Sometimes we can’t duplicate in English the literary depth of the Biblical writers.
Bible translators have their challenges. How do you put into English a pun in the original Hebrew or a Greek word with a double meaning? That may be impossible. The English translation necessarily loses something of the cleverness or depth of the original Hebrew or Greek. Let me illustrate with three examples.
In Amos 8:1-3, the prophet pronounces God’s doom upon the kingdom of Israel. The proclamation opens with the lines:
This is what the LORD God showed me–a basket of summer fruit.
He said, “Amos, what do you see?”
And I said, “A basket of summer fruit.”
Then the word from God goes on:
“The end has come upon my people Israel;
I will never again pass them by.
The songs of the temple shall become wailings in that day,” says the Lord GOD;
“the dead bodies shall be many,
cast out in every place. Be silent!”
What logical connection does summer fruit have with the end of the kingdom? You would never catch it in an English translation. In the Hebrew the connection hinges on a pun. The Hebrew word for summer fruit is qayits, for end is qets.
Missing the pun is not going to undermine the theological message of the oracle. But the English reader is going to miss the pun. As a result we don’t appreciate how clever the prophet–or God–has been in making his message memorable. (We must always remember that prophetic utterances were given orally. Listeners preserved them by memorization.) It helps us understand how the Biblical writers are not just great theologians, but also great communicators.
Double Meanings in the Dialogue with Nicodemus
Equally challenging is translating words that have double meanings, and the author may deliberately intend that both meanings apply to his message. There are two outstanding examples in the gospels.
In the famous dialogue scene between Jesus and Nicodemus in John 3:1-21, Jesus says to Nicodemus: Very truly, I tell you, no one can see the kingdom of God without being born anothen. This Greek word anothen has a dual meaning. It can mean anew or again. If the translator chooses this meaning, then we get the translation of John 3:7 so hallowed in Evangelical church circles: Ye must be born again (King James Version).
Anothen, however, has an alternative meaning: from above. If the translator opts for this meaning, then John 3:7 reads in the New Revised Standard Version: You must be born from above. No English translation can convey both meanings at the same time as the Greek does.
The Greek text seems to be purposely ambiguous because Jesus wants to hold both meanings together in his discussion of spiritual rebirth. The rebirth of which he speaks is not just a second birth, but a birth that is effected by the Holy Spirit.
If you are going to understand Jesus’ teaching, you must hold both meanings together.

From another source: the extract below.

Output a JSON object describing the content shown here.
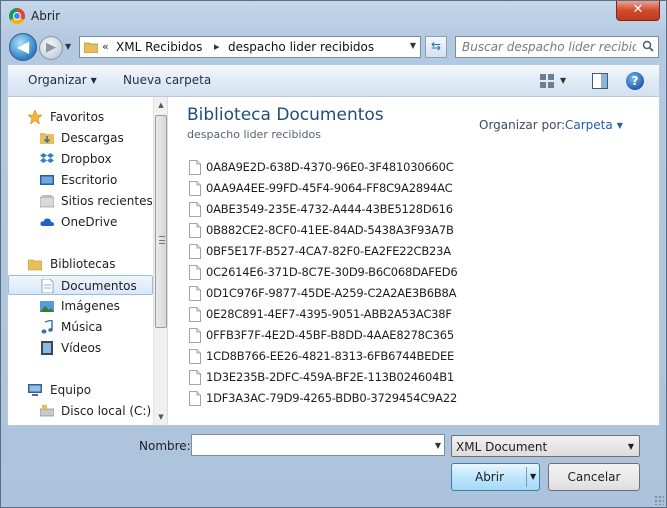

But there is no English word that holds those two meanings together like the Greek anothen. The translator must choose one translation over the other, thus risking watering down the fullness of what Jesus is saying.
Two Dimensions of the Kingdom of God
Another saying of Jesus also hinges on the word he uses having a double meaning. This occurs in a passage where Jesus is responding to the Pharisees and their question when the kingdom of God is coming (Luke 17:20-21). Jesus responds:
The kingdom of God is not coming with things that can be observed; nor will they say, ‘Look, here it is!’ or ‘There it is!’ For, in fact, the kingdom of God is among you.
A critical Greek word with a double meaning appears in the last sentence. The translators of the New Revised Standard Version translate it as among. The Greek word is entos. And it can indeed mean among. The NRSV translators probably translated it that way because the you in the sentence is plural in the Greek. This gives a strong communal cast to Jesus’ saying.
But entos can also mean within. If a translator chooses this translation (as does the King James Version), he is giving Jesus’ saying a more interior cast. Jesus is saying that the kingdom of God is to be found within yourselves. Here the focus is more on the believer’s inner disposition.
Once again the use of the Greek entos with its dual meaning seems to be deliberate. For a full understanding of Jesus’ teaching on the Kingdom of God means we must perceive both its inner psychological and its communal dimensions.
The call to enter the Kingdom is a call to an inner journey, a journey that will take us deep into spiritual practices and disciplines. But the call to enter the Kingdom will also call us out of our individual selves into working for and living in the renewed society that is noted by its qualities of harmony, service, and peace. The inner journey and the outer journey must go hand in hand if we are to enter fully into that earthly, yet simultaneously transcendent reality that Jesus calls the Kingdom of God.
But how is a translator to hold on to both meanings in an English translation? It’s probably impossible. That’s why responsible translations will alert their readers to the alternate translations in a footnote (as does the NRSV). But it takes a reader paying close attention to footnotes if he or she is to grasp the richness of the Biblical text. Bible study takes work.
A cautionary note: The two examples I give of the double meanings to words Jesus uses applies to the Greek words in which the gospels are written. Jesus, however, presumably spoke Aramaic when he taught. Could the same double meanings be duplicated in the Aramaic vocabulary he used? I don’t know Aramaic, but I would hazard a guess that the answer is probably not. This highlights the critical importance of the Greek language as a vehicle of revelation in the writing of the gospels.